Recorded data:
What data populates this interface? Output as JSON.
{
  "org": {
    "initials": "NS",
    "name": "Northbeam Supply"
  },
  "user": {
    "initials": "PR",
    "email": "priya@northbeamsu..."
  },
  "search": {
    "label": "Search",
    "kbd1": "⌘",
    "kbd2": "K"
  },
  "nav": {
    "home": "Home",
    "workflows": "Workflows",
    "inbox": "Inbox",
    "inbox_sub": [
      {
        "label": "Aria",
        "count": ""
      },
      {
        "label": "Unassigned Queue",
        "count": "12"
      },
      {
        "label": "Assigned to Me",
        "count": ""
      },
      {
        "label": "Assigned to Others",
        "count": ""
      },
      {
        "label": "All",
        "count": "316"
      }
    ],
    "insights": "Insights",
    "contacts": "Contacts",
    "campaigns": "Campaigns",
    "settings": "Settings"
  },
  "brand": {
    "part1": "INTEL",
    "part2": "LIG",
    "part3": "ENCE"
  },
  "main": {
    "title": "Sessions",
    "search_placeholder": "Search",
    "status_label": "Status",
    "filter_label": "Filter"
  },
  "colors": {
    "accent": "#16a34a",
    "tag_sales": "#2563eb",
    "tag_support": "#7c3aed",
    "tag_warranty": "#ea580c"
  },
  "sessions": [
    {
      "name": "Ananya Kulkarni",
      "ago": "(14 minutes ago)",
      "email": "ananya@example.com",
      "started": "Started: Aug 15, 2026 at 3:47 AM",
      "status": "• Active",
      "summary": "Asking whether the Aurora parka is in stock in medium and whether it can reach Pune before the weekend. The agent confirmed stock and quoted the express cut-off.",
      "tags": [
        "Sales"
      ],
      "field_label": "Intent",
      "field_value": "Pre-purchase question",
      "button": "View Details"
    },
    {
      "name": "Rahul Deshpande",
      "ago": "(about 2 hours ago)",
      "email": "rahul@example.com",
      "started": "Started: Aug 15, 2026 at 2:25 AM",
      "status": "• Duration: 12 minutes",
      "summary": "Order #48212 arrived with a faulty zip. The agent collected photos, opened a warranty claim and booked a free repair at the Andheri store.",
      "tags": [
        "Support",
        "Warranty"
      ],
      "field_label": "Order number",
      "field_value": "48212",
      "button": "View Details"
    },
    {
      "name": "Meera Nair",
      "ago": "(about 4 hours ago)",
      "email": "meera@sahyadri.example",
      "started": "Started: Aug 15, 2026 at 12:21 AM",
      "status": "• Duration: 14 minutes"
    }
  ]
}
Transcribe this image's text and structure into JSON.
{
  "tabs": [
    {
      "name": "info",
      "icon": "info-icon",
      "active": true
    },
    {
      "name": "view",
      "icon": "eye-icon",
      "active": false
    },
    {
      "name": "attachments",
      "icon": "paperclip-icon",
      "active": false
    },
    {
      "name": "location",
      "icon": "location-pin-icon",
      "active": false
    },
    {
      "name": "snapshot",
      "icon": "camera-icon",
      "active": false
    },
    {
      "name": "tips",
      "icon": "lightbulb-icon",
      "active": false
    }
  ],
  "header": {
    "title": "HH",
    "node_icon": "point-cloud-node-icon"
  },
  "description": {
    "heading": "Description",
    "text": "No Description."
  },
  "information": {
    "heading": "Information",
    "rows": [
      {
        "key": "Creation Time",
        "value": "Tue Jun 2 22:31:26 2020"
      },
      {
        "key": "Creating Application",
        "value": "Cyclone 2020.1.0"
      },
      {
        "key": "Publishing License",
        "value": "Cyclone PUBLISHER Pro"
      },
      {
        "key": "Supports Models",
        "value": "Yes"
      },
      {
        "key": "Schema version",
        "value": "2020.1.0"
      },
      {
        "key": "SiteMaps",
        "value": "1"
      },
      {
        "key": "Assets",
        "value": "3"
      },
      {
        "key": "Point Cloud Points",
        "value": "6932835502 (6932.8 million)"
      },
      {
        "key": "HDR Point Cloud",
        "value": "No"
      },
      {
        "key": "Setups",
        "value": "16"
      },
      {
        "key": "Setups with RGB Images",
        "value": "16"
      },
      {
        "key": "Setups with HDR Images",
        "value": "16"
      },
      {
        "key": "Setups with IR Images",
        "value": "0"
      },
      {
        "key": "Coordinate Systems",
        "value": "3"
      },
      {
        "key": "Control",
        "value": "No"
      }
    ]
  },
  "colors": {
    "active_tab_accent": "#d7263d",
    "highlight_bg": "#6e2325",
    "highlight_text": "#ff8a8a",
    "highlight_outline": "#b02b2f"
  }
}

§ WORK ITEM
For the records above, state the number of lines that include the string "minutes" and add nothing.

§ EXPECTED ANSWER
3